The Institut de recherche Robert-Sauvé en santé et en sécurité du travail (IRSST) has launched a website that offers a practical, proven process for sustainably preventing workplace violence in all types of organizations.
Based on the advancement of knowledge resulting from 10 years of research on violence prevention, this site proposes a five-step process:
1. Securing a commitment from the workplace
2. Identifying the risk factors
3. Developing an action plan
4. Implementing and monitoring the prevention measures
5. Evaluating the effects.
It provides possible courses of action, suggestions, tips and downloadable tools for implementing measures or improving those already in place to ensure more effective violence prevention among people within a given organization. The information on the site allows the process to be adapted to any company’s size and activity sector and to the presence or absence of a union.

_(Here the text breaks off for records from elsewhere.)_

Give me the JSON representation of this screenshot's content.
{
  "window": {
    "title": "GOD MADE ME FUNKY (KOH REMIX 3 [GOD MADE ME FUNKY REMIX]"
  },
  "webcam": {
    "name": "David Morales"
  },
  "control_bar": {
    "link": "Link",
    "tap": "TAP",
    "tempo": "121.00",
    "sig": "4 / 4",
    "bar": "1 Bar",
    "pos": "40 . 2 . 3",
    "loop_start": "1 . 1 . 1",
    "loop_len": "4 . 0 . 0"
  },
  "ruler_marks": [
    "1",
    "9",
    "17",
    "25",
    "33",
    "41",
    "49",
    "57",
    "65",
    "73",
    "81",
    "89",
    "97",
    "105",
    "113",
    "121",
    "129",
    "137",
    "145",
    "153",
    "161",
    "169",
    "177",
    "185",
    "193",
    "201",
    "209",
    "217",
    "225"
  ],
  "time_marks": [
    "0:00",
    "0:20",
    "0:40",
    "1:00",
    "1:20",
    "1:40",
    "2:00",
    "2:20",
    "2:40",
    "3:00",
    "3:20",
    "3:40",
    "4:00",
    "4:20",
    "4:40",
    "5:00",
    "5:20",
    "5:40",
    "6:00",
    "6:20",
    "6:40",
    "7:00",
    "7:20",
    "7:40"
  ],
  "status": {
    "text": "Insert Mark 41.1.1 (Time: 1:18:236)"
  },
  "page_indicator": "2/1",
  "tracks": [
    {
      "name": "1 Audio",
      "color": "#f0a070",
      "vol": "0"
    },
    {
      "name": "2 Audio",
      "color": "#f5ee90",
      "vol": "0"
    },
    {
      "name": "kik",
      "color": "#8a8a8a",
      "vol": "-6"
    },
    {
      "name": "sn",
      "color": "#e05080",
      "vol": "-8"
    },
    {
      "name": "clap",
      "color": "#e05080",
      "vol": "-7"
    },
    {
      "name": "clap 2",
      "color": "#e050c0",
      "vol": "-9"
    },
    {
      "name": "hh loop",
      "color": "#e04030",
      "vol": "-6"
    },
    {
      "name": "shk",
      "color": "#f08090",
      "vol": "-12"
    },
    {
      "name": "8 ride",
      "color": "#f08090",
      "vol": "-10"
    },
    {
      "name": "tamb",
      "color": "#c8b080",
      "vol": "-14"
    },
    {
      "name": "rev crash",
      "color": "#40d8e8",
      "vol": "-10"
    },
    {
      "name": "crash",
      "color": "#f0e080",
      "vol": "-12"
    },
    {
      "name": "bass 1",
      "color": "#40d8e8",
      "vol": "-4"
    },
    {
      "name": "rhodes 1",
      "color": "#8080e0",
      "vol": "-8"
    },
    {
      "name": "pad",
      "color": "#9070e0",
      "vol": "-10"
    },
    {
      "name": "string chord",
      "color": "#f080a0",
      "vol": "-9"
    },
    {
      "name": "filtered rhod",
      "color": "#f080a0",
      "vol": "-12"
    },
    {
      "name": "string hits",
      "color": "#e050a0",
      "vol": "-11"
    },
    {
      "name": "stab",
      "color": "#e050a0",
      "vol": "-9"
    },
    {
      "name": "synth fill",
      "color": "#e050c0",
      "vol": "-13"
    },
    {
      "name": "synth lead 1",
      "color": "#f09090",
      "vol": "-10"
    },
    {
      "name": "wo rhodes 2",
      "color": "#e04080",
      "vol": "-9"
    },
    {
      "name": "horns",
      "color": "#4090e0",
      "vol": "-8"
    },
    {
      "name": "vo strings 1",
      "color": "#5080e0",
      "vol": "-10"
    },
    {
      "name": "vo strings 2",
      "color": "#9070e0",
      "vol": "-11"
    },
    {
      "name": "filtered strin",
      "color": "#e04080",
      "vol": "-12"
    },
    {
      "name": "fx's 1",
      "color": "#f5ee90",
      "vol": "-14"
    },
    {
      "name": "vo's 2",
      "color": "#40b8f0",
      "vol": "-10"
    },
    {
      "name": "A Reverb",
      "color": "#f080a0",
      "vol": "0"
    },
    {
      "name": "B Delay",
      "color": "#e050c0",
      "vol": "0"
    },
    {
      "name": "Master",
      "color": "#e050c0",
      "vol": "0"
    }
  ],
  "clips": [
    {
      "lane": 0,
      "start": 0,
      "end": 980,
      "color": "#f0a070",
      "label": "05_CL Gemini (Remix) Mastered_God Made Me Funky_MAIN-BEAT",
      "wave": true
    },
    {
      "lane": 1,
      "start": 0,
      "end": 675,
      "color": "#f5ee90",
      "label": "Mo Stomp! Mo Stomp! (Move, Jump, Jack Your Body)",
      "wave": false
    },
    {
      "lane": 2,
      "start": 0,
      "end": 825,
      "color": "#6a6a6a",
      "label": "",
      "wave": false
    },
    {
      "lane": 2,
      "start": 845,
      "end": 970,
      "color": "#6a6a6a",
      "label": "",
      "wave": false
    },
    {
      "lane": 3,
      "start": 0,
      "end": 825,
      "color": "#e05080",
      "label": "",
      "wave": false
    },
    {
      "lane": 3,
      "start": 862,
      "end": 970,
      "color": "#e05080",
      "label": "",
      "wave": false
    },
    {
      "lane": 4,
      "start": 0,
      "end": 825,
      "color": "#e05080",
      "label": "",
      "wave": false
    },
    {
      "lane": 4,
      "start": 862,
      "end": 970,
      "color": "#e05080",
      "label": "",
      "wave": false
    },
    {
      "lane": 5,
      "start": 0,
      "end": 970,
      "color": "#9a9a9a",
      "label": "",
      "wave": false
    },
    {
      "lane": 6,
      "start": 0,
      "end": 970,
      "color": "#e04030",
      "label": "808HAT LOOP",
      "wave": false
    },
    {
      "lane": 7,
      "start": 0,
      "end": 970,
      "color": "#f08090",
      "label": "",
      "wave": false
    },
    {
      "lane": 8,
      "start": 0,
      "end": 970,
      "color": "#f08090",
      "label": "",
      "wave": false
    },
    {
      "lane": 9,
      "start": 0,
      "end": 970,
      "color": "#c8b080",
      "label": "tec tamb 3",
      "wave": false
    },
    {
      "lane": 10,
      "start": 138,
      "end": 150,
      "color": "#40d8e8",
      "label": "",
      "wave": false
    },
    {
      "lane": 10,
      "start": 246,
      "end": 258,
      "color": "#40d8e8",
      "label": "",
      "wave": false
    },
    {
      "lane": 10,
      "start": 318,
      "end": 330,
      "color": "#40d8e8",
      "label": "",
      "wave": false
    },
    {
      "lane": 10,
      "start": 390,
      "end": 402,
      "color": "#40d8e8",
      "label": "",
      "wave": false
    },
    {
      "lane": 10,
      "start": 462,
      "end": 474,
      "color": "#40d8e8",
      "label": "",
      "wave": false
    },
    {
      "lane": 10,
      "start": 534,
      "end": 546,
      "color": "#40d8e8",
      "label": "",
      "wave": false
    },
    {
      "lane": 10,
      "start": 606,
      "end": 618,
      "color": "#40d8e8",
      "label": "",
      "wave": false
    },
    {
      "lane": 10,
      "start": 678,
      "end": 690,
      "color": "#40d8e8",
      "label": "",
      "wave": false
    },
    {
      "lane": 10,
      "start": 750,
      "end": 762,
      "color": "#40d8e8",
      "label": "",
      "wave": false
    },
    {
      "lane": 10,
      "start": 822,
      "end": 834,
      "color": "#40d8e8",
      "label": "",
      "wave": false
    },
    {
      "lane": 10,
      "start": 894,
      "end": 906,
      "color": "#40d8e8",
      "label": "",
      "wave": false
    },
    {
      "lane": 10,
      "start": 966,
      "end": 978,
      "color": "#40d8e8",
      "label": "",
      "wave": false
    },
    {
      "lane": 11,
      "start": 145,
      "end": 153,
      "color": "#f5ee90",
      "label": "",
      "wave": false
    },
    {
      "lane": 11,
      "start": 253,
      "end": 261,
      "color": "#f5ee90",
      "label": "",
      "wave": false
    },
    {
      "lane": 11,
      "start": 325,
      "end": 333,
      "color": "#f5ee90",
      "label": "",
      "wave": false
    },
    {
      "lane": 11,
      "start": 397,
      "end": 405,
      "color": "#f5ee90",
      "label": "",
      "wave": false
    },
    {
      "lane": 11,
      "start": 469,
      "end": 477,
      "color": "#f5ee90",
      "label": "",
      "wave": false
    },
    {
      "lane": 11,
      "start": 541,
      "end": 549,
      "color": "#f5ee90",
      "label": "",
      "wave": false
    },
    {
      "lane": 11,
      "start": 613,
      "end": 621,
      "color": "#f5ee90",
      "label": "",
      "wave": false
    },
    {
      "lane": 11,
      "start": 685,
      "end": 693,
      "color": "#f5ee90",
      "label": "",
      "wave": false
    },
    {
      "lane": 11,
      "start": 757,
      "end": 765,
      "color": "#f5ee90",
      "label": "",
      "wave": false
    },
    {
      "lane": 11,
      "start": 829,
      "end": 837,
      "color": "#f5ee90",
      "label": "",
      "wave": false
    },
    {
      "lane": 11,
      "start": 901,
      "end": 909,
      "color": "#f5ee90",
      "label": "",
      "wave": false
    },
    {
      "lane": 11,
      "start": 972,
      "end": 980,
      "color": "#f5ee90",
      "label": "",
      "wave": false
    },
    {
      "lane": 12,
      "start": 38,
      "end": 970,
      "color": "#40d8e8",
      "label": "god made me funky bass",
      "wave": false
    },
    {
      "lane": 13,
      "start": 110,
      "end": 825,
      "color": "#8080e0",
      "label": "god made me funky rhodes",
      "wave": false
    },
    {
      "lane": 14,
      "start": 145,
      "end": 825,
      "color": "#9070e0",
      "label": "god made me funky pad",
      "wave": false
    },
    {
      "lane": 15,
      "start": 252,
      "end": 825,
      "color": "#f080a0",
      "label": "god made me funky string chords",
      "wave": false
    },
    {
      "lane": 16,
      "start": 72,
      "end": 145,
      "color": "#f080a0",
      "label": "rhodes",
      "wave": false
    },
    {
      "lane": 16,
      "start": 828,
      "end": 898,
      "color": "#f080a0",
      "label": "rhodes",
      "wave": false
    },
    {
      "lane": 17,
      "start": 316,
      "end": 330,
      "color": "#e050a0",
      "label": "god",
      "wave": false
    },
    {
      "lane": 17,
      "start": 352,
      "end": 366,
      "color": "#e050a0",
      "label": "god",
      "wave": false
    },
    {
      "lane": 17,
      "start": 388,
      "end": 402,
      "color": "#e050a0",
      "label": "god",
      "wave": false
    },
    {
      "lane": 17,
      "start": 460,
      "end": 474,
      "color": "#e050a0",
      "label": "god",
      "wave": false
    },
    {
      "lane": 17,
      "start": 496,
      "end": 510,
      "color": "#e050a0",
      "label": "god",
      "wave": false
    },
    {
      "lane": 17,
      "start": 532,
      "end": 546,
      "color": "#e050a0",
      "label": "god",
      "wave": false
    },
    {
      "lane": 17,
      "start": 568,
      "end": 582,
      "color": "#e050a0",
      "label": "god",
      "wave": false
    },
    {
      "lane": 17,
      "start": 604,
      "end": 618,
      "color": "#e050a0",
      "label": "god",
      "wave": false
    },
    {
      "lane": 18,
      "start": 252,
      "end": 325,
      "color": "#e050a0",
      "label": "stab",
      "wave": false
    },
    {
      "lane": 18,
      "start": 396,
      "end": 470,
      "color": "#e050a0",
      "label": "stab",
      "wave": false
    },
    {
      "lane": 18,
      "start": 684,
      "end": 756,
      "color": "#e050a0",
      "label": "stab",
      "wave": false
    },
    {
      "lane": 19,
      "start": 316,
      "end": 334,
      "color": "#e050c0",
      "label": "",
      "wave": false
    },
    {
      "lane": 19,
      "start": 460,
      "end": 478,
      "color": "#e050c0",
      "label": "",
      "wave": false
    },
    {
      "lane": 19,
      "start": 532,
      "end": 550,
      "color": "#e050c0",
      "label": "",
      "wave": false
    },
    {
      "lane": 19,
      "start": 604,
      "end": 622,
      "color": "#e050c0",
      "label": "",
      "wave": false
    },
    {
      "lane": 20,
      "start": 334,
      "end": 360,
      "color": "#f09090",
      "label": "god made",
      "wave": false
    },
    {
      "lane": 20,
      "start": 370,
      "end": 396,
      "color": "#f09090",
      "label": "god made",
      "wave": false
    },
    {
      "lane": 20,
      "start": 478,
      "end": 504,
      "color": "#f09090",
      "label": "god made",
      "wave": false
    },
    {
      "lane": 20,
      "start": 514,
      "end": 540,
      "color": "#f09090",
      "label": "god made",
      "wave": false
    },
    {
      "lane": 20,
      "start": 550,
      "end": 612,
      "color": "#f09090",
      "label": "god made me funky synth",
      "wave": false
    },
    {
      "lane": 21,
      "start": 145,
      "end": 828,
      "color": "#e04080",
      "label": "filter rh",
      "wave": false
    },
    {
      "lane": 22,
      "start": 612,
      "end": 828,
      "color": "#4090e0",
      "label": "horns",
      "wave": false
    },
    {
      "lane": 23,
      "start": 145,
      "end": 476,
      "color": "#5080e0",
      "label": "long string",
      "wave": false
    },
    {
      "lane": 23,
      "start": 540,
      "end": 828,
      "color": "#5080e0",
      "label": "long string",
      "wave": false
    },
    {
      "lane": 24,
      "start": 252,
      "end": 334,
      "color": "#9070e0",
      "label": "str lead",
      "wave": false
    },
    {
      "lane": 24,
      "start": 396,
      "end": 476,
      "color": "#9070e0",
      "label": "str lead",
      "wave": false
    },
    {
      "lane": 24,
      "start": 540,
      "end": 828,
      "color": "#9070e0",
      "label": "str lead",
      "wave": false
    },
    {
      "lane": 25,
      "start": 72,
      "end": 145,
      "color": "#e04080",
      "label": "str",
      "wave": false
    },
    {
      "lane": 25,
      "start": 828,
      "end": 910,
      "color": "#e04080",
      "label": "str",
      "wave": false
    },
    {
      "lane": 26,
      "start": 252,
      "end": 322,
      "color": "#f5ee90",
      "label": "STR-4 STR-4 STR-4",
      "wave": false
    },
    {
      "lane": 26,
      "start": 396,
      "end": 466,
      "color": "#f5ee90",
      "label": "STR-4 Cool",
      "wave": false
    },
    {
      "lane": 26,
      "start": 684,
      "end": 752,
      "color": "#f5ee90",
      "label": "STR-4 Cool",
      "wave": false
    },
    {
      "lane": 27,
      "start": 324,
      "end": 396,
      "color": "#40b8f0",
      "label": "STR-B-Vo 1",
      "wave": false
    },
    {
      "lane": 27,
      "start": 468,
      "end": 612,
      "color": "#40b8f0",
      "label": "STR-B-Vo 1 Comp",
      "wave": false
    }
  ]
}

“Violence in the workplace is a tenacious phenomenon that concerns us all. Its impacts are felt at the level of worker and organizational health and are manifested in loss of productivity, absenteeism, and deterioration in the work atmosphere, among other things. To prevent this violence and achieve a successful, participatory process, employers, workers, and their representatives must pool their prevention efforts. The website offers answers derived from evidence-based data generated by the latest scientific research,” says researcher Nathalie Jauvin with the group Recherche sur les interrelations personnelles, organisationnelles et sociales du travail (RIPOST) — a research group on personal, organizational and social interrelations at work — which collaborated on the website.
Access the site here:
Videos You May Like
Abusive relationships outside the workplace may have implications for employers and their employees. Barbara MacQuarrie, community director at Western University''s Centre for Research and Education on Violence against Women and Children, tells Canadian Occupational Safety about some of the warning signs to look for and how to respond